'Very little is known about ancient cities in the region, and many researchers have previously believed that western Thessaly was somewhat of a backwater during Antiquity. Our project therefore fills an important gap in the knowledge about the area and shows that a lot to be discovered in the Greek soil.'

Explore further: Archaeological discovery yields surprising revelations about Europe's oldest city

Related Stories

Ancient mass graves discovered in Greece

April 14, 2016

Archaeologists have discovered two mass graves near the Greek capital containing the skeletons of 80 men who may have been followers of ancient would-be tyrant Cylon of Athens.

Subway work unearths ancient road in Greece

June 26, 2012

(AP) — Archaeologists in Greece's second-largest city have uncovered a 70-meter (230-foot) section of an ancient road built by the Romans that was city's main travel artery nearly 2,000 years ago.

Discovery of a 2,700-year-old portico in Greece

October 9, 2013

A 2,700-year-old portico was discovered this summer on the site of the ancient city of Argilos in northern Greece, following an archaeological excavation led by Jacques Perreault, Professor at the University of Montreal's ...

Recommended for you

The oldest plesiosaur was a strong swimmer
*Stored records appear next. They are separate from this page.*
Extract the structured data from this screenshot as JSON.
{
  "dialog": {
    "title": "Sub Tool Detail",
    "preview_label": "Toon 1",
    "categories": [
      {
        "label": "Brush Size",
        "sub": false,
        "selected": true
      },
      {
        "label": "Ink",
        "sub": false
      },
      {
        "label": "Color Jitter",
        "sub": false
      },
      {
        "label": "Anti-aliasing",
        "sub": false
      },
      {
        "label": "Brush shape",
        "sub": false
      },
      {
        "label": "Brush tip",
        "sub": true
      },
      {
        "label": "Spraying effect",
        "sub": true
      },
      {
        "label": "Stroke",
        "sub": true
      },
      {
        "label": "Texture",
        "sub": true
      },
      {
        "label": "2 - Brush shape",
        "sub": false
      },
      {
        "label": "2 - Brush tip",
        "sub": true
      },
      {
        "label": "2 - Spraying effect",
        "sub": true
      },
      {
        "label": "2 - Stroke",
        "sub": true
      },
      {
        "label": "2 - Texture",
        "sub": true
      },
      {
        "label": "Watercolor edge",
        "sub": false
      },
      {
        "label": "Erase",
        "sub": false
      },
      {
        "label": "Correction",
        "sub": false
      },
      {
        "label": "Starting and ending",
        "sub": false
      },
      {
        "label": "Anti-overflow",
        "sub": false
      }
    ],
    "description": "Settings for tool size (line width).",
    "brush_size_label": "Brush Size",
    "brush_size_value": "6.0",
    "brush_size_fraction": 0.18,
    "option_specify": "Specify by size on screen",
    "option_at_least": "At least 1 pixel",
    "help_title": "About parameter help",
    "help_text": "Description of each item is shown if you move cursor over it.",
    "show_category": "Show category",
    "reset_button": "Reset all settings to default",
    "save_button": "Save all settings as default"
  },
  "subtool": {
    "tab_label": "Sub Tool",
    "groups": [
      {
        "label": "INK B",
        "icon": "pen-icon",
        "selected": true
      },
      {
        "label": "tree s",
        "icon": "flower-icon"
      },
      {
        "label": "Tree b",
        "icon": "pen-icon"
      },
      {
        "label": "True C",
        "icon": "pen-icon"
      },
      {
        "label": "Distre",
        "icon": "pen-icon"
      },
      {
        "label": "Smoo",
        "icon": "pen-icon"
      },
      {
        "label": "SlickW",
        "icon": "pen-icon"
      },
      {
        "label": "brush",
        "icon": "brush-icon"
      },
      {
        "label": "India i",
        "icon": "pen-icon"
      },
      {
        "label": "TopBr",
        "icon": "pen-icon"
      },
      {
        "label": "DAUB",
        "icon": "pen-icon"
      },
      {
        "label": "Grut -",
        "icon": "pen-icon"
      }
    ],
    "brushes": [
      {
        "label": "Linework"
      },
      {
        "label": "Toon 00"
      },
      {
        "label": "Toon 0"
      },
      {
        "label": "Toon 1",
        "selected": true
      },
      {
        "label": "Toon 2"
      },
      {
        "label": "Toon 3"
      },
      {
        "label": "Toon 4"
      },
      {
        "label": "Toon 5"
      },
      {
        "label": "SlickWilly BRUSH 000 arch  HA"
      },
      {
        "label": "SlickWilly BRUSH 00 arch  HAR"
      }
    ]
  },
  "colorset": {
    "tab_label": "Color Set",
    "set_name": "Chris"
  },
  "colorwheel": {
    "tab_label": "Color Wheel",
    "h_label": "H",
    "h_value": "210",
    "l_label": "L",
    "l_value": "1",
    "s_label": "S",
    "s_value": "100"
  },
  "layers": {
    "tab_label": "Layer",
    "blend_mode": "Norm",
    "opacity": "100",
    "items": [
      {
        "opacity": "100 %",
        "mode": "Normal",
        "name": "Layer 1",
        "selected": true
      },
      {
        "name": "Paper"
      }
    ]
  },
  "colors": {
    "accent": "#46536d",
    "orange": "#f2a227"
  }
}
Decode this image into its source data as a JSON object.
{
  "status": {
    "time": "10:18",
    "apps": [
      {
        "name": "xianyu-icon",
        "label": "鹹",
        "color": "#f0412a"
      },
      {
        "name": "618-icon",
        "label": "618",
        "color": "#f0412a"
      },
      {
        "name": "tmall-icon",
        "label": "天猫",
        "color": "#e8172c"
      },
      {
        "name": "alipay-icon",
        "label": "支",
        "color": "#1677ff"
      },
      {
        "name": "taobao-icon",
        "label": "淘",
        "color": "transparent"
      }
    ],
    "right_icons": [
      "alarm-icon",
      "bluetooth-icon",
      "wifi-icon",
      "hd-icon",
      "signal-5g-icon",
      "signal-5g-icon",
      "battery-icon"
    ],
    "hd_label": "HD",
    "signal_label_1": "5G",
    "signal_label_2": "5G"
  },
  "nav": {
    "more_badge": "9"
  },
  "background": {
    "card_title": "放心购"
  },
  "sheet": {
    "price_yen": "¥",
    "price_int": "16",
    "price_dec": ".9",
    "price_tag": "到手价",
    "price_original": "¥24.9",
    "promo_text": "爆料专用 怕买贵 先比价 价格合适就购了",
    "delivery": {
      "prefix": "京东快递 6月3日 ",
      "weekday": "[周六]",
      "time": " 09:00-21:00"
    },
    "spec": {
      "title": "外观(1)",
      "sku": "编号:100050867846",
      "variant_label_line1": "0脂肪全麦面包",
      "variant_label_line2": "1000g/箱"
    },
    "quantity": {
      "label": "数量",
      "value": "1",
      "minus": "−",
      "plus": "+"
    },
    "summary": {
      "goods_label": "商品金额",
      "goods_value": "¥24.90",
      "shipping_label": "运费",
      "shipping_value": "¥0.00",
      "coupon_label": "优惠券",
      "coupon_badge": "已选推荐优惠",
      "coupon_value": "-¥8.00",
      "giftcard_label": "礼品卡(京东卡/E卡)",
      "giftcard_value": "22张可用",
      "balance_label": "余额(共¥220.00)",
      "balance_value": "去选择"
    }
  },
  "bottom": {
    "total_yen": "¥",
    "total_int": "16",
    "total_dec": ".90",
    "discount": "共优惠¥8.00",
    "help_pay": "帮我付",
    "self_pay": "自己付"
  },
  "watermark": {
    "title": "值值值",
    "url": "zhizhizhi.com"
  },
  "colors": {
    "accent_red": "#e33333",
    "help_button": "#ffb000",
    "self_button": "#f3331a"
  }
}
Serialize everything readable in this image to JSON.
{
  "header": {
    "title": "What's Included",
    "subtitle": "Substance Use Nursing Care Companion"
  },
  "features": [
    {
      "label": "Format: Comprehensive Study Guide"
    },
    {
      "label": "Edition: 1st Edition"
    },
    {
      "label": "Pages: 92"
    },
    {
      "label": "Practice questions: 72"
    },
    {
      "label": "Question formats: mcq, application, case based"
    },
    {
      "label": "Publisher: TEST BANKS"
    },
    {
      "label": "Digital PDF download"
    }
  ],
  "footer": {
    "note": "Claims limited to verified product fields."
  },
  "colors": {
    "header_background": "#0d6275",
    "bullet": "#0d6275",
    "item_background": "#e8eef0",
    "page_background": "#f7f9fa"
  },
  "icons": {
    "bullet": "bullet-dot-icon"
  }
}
December 14, 2017

Plesiosaurs were especially effective swimmers. These long extinct "paddle saurians" propelled themselves through the oceans by employing "underwater flight"—similar to sea turtles and penguins. Paleontologist from the ...

Averaging the wisdom of crowds

December 12, 2017

The best decisions are made on the basis of the average of various estimates, as confirmed by the research of Dennie van Dolder and Martijn van den Assem, scientists at VU Amsterdam. Using data from Holland Casino promotional ...

0 comments

Please sign in to add a comment. Registration is free, and takes less than a minute. Read more

Click here to reset your password.
Sign in to get notified via email when new comments are made.